It happens all the time. I’m at a cocktail party, a guy (yes, it’s usually a guy, but once in awhile a woman) asks me what I do for a living, and I say I teach yoga. “Oh, I’ve always wanted to try yoga but I’m not flexible.”
At which point I offer that one reason to practice yoga is to become more mobile.
Still, it’s one thing to say that, and another to make that stiff guy feel at home in a class full of bendy ladies and the occasional bendy man. Throw in a teacher who can pretzel his/her way through a sequence of back-of-the-book poses, and you’re sure to send the poor man running to spin class or Cardio Fit.
So what’s a stiff guy to do?
First, we need to define “stiff.” Are we talking about shortened muscles, tendons, or ligaments? Which parts of the body are we talking about? (No one is uniformly stiff throughout his/her body.) Americans are obsessed with being able to touch their toes, but the hamstrings are only one of many, many muscles that can impede range of motion.
Second, we need to create classes that work for stiff guys, that:
• Get students warmed up with a flow of basic poses that’s easy on forward bends (which can pull on the lower back)
• Keep the poses simple enough that everyone can get into some stage of each pose and hold it successfully while still breathing
• are challenging enough to break a sweat
• Use props to make up for shortcomings in bendyness

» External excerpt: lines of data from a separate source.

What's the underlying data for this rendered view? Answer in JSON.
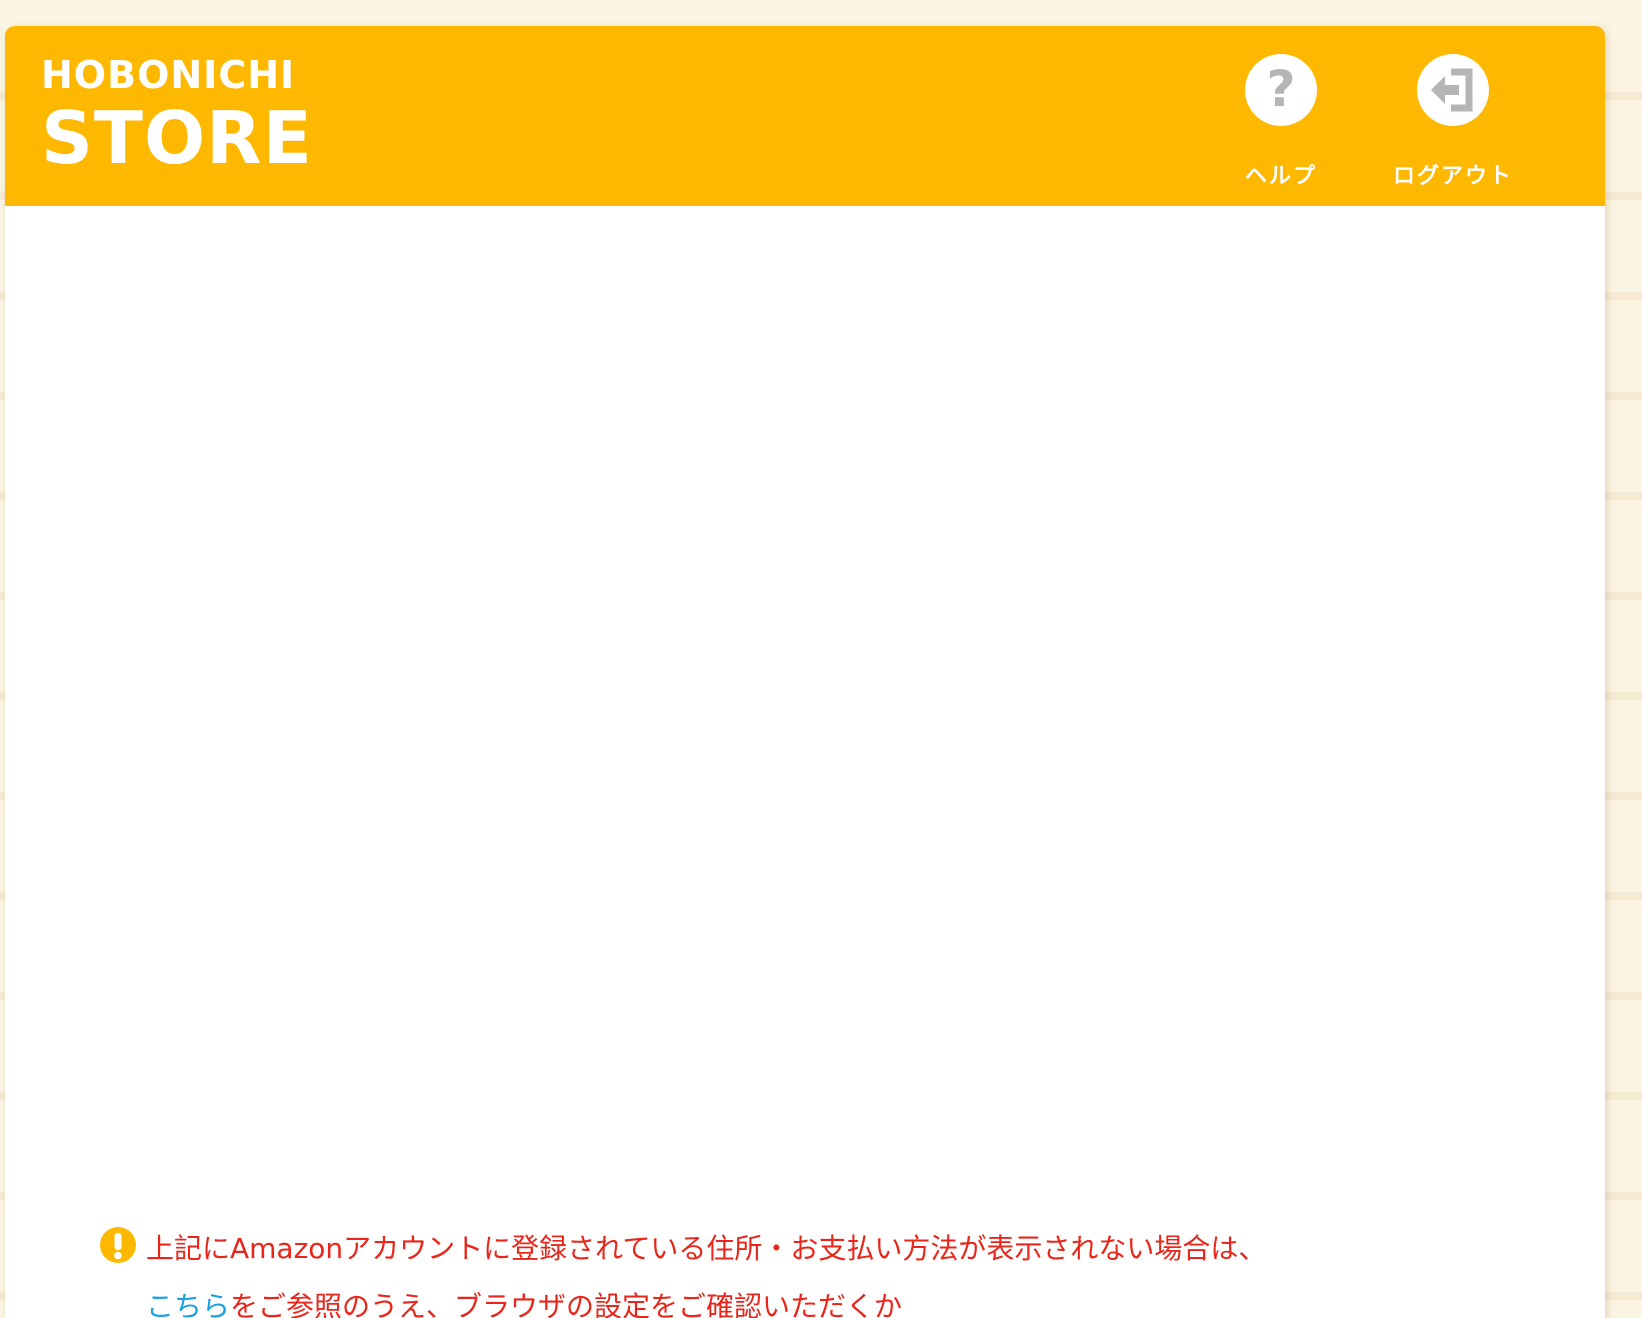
{
  "header": {
    "logo_top": "HOBONICHI",
    "logo_bottom": "STORE",
    "help": {
      "label": "ヘルプ",
      "icon": "help-icon"
    },
    "logout": {
      "label": "ログアウト",
      "icon": "logout-icon"
    }
  },
  "notice": {
    "icon": "exclamation-icon",
    "line1": "上記にAmazonアカウントに登録されている住所・お支払い方法が表示されない場合は、",
    "link_text": "こちら",
    "line2_rest": "をご参照のうえ、ブラウザの設定をご確認いただくか"
  },
  "colors": {
    "header_bg": "#ffb800",
    "notice_text": "#e8261b",
    "link": "#1aa0e0",
    "icon_gray": "#b5b5b5"
  }
}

• Show that strength, stamina and balance are as important to fruitful yoga as flexibility
• May well be taught by men
And by the way, nowhere in 2500 years of yoga scriptures does it say that yoga is about stretching. That’s a modern, Western misconception. Hatha yoga is about facilitating the flow of energy through the body. Period.